Results: All ESR1 fusions studied contained the first six exons of ESR1 (e6) fused in-frame to diverse partner gene sequences that replaced the ESR1 drug/ligand binding domain. Fusions with a transcription factor (TF) or coactivator (CoA) gene partner, for example ESR1-YAP1, ESR1-ARNT2-e18 and ESR1-SOX9 activated fulvestrant-resistant cell growth and hormone-independent cell motility. Other ESR1-e6 fusions, including ESR1-DAB2, ESR1-GYG1, ESR1-PCMT1 and ESR1-ARID1B did not show these phenotypes. We thus conclude that in-frame ESR1-e6 fusions arising from inter-chromosomal translocations with 3' TF/CoA partners are likely to be active. However, the active ESR1-PCDH11X fusion involves a proto-cadherin and is therefore an exception to this rule. This outlier emphasizes the need to establish additional approaches to determine ESR1 fusion activity. RNA-seq of T47D cells expressing active and inactive ESR1 fusions defined a gene signature associated with active ESR1 fusions, with activation of estrogen response and epithelial-to-mesenchymal transition (EMT) genes. This transcriptional signature was present in a patient-derived xenograft bearing the ESR1-YAP1 fusion, and thus potentially identifies the presence of an active ESR1 fusion protein. We subsequently identified two new ESR1 fusions involving recurrent TF/CoA partners, ESR1-ARNT2-e2 and ESR1-LPP. Both demonstrated tumor cell growth and motility activation, as predicted by the functional rule.

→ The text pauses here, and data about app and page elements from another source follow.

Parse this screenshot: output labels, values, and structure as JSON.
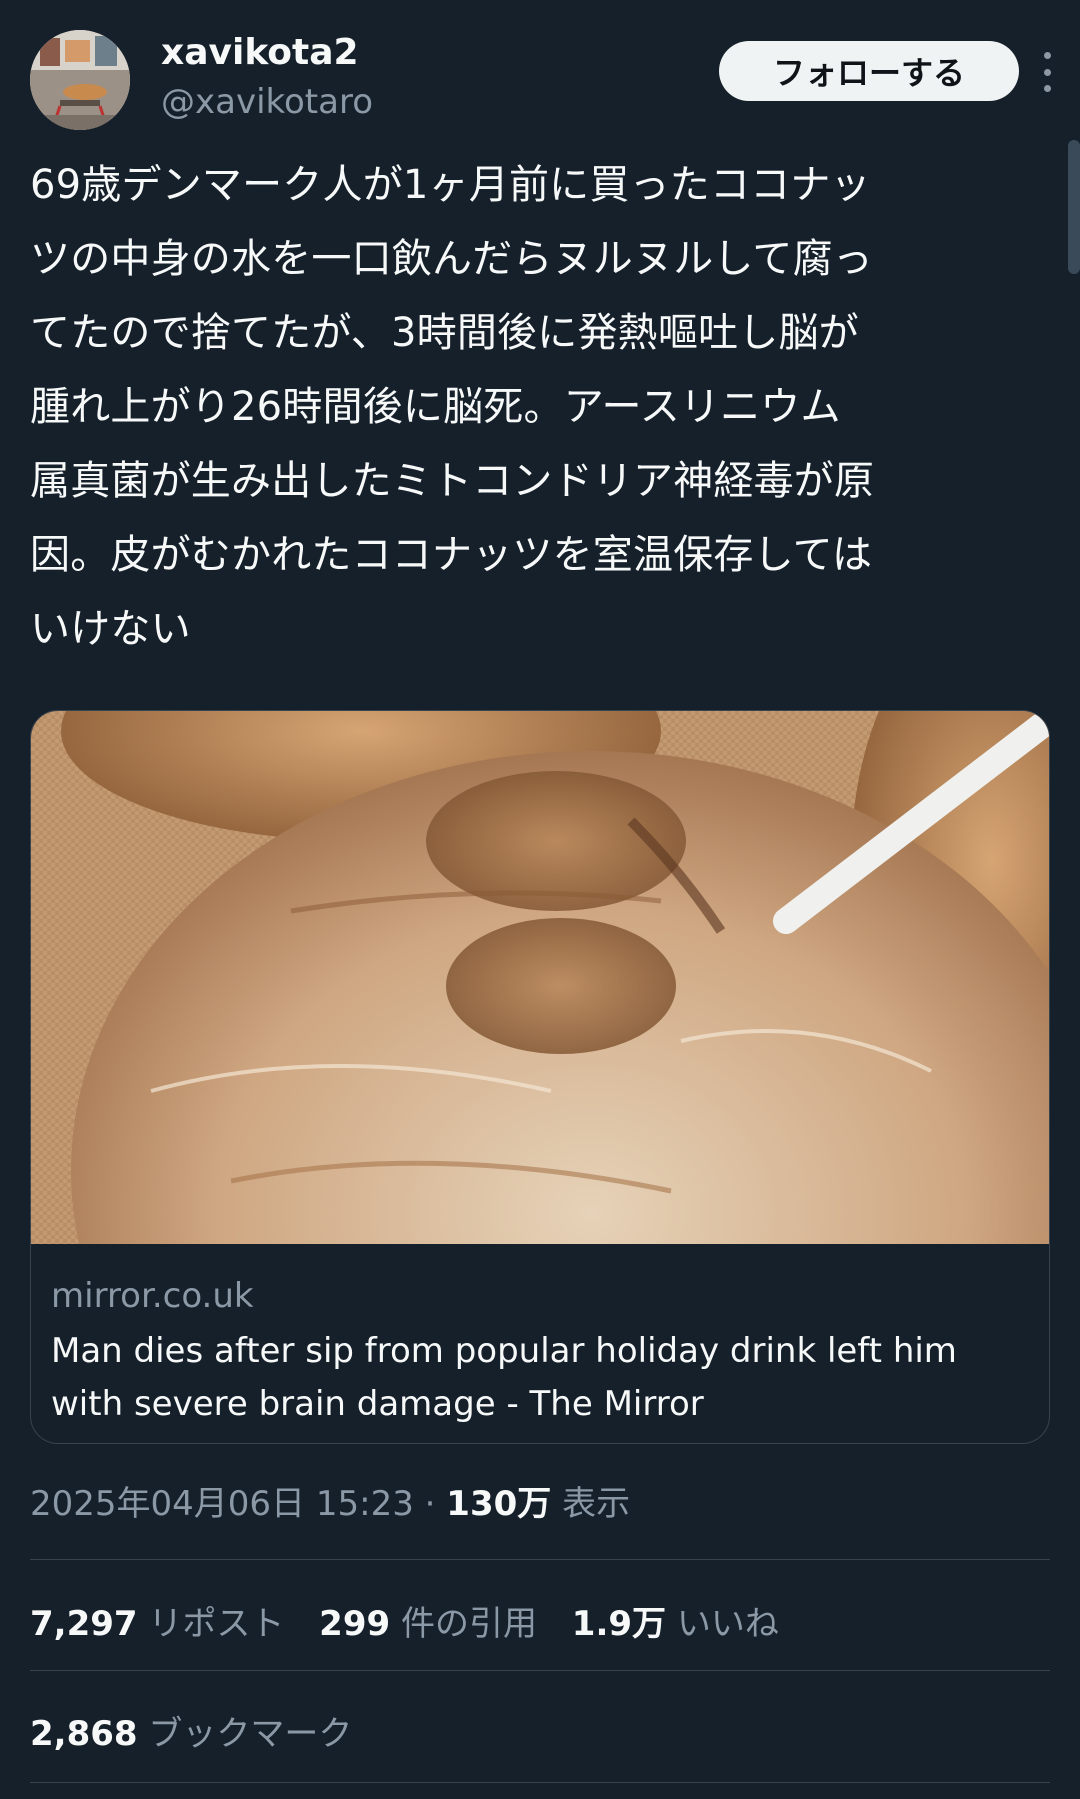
{
  "user": {
    "display_name": "xavikota2",
    "handle": "@xavikotaro"
  },
  "follow_label": "フォローする",
  "tweet": {
    "lines": [
      "69歳デンマーク人が1ヶ月前に買ったココナッ",
      "ツの中身の水を一口飲んだらヌルヌルして腐っ",
      "てたので捨てたが、3時間後に発熱嘔吐し脳が",
      "腫れ上がり26時間後に脳死。アースリニウム",
      "属真菌が生み出したミトコンドリア神経毒が原",
      "因。皮がむかれたココナッツを室温保存しては",
      "いけない"
    ]
  },
  "card": {
    "domain": "mirror.co.uk",
    "title": "Man dies after sip from popular holiday drink left him with severe brain damage - The Mirror"
  },
  "meta": {
    "timestamp": "2025年04月06日 15:23 · ",
    "views_count": "130万",
    "views_label": " 表示"
  },
  "stats": {
    "reposts_count": "7,297",
    "reposts_label": "リポスト",
    "quotes_count": "299",
    "quotes_label": "件の引用",
    "likes_count": "1.9万",
    "likes_label": "いいね",
    "bookmarks_count": "2,868",
    "bookmarks_label": "ブックマーク"
  },
  "colors": {
    "background": "#15202b",
    "text_primary": "#f7f9f9",
    "text_secondary": "#8b98a5",
    "border": "#38444d",
    "follow_bg": "#eff3f4"
  }
}
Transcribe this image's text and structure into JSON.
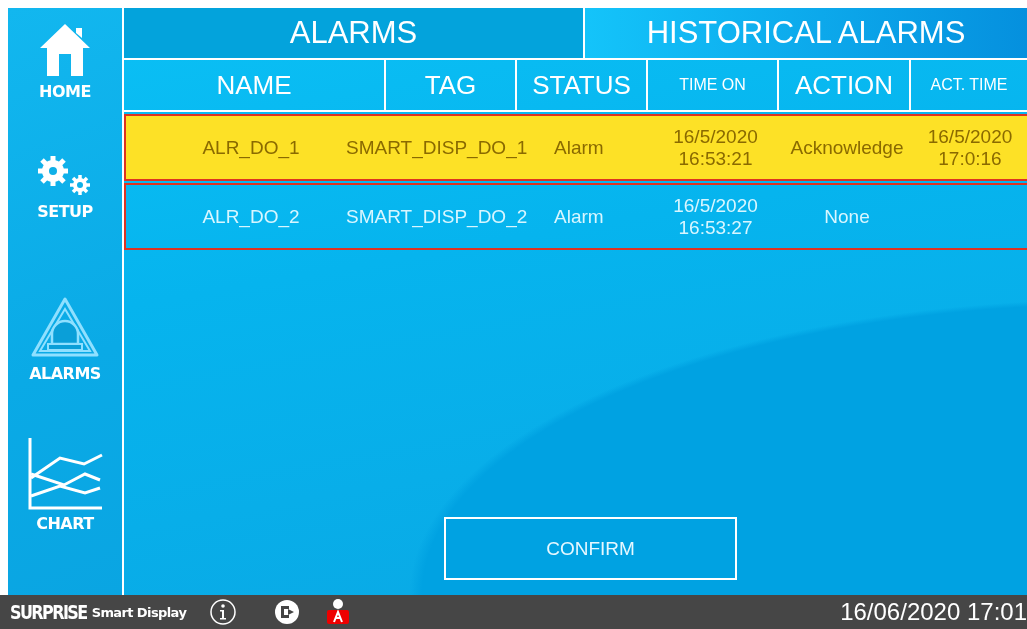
{
  "sidebar": {
    "items": [
      {
        "label": "HOME",
        "kind": "home"
      },
      {
        "label": "SETUP",
        "kind": "setup"
      },
      {
        "label": "ALARMS",
        "kind": "alarms"
      },
      {
        "label": "CHART",
        "kind": "chart"
      }
    ]
  },
  "tabs": [
    {
      "label": "ALARMS",
      "selected": true
    },
    {
      "label": "HISTORICAL ALARMS",
      "selected": false
    }
  ],
  "table": {
    "columns": [
      {
        "label": "NAME",
        "kind": "large"
      },
      {
        "label": "TAG",
        "kind": "large"
      },
      {
        "label": "STATUS",
        "kind": "large"
      },
      {
        "label": "TIME ON",
        "kind": "small"
      },
      {
        "label": "ACTION",
        "kind": "large"
      },
      {
        "label": "ACT. TIME",
        "kind": "small"
      }
    ],
    "rows": [
      {
        "acknowledged": true,
        "cells": [
          "ALR_DO_1",
          "SMART_DISP_DO_1",
          "Alarm",
          "16/5/2020\n16:53:21",
          "Acknowledge",
          "16/5/2020\n17:0:16"
        ]
      },
      {
        "acknowledged": false,
        "cells": [
          "ALR_DO_2",
          "SMART_DISP_DO_2",
          "Alarm",
          "16/5/2020\n16:53:27",
          "None"
        ]
      }
    ]
  },
  "confirm_button": "CONFIRM",
  "status_bar": {
    "brand": "SURPRISE",
    "product": "Smart Display",
    "datetime": "16/06/2020 17:01"
  }
}
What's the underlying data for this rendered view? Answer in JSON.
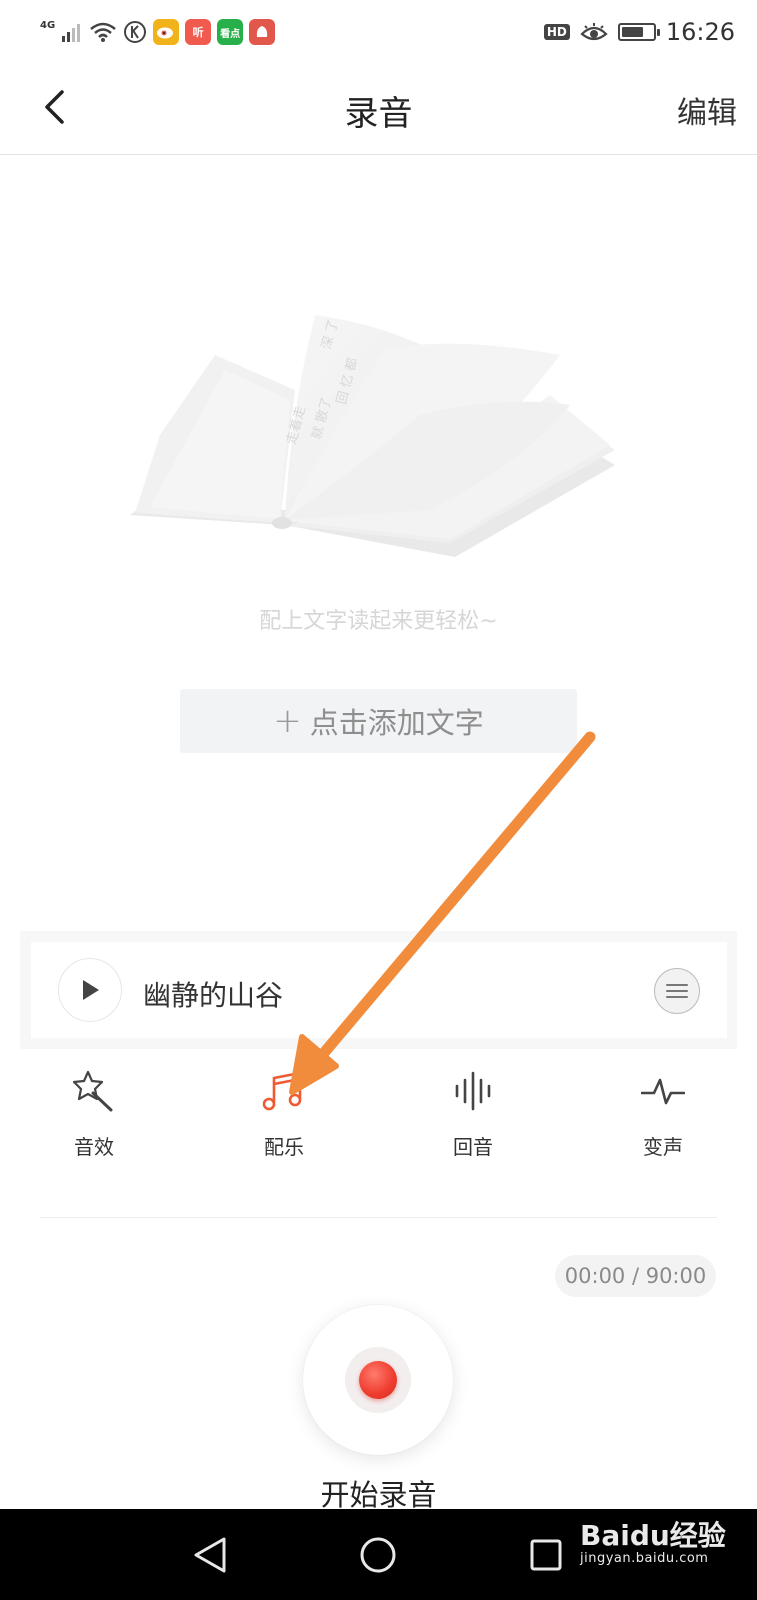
{
  "status_bar": {
    "network": "4G",
    "apps": [
      {
        "label": "",
        "color": "#f2b21a"
      },
      {
        "label": "听",
        "color": "#f05a4f"
      },
      {
        "label": "看点",
        "color": "#27b04a"
      },
      {
        "label": "",
        "color": "#e2574c"
      }
    ],
    "hd": "HD",
    "time": "16:26",
    "battery_level": 0.7
  },
  "nav": {
    "title": "录音",
    "edit_label": "编辑"
  },
  "illustration": {
    "page_text_1": "走着走",
    "page_text_2": "就 散了",
    "page_text_3": "回 忆 都",
    "page_text_4": "深 了"
  },
  "main": {
    "hint": "配上文字读起来更轻松~",
    "add_text_label": "点击添加文字"
  },
  "music": {
    "track_name": "幽静的山谷"
  },
  "tools": [
    {
      "label": "音效",
      "icon": "magic-wand-icon",
      "active": false
    },
    {
      "label": "配乐",
      "icon": "music-note-icon",
      "active": true
    },
    {
      "label": "回音",
      "icon": "sound-wave-icon",
      "active": false
    },
    {
      "label": "变声",
      "icon": "pulse-icon",
      "active": false
    }
  ],
  "recorder": {
    "timer": "00:00 / 90:00",
    "record_label": "开始录音"
  },
  "colors": {
    "accent": "#ef5a32",
    "arrow": "#f08c3c",
    "record": "#ee3b2e"
  },
  "watermark": {
    "brand": "Baidu经验",
    "url": "jingyan.baidu.com"
  }
}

The gene activation patterns were similar to the three other active fusions suggesting that despite marked diversity in the 3' partners, the transcriptional activities were similar and potentially diagnostic.

Conclusion: The integration of the structure-function rule and the stereotypic transcriptional signature distinguishes pathogenic ESR1 fusions from non-active passenger events, thus prioritizing patients bearing ESR1 translocation-driven tumors for targeted therapeutic approaches.

Citation Format: Xuxu Gou, Meenakshi Anurag, Jonathan T. Lei, Sinem Seker, Adrian V. Lee, Dan R. Robinson, Matthew J. Ellis. The integration of a structure-function rule and a transcriptional signature to assign ESR1 fusion activity in metastatic breast cancer [abstract]. In: Proceedings of the American Association for Cancer Research Annual Meeting 2021; 2021 Apr 10-15 and May 17-21. Philadelphia (PA): AACR; Cancer Res 2021;81(13_Suppl):Abstract nr 742.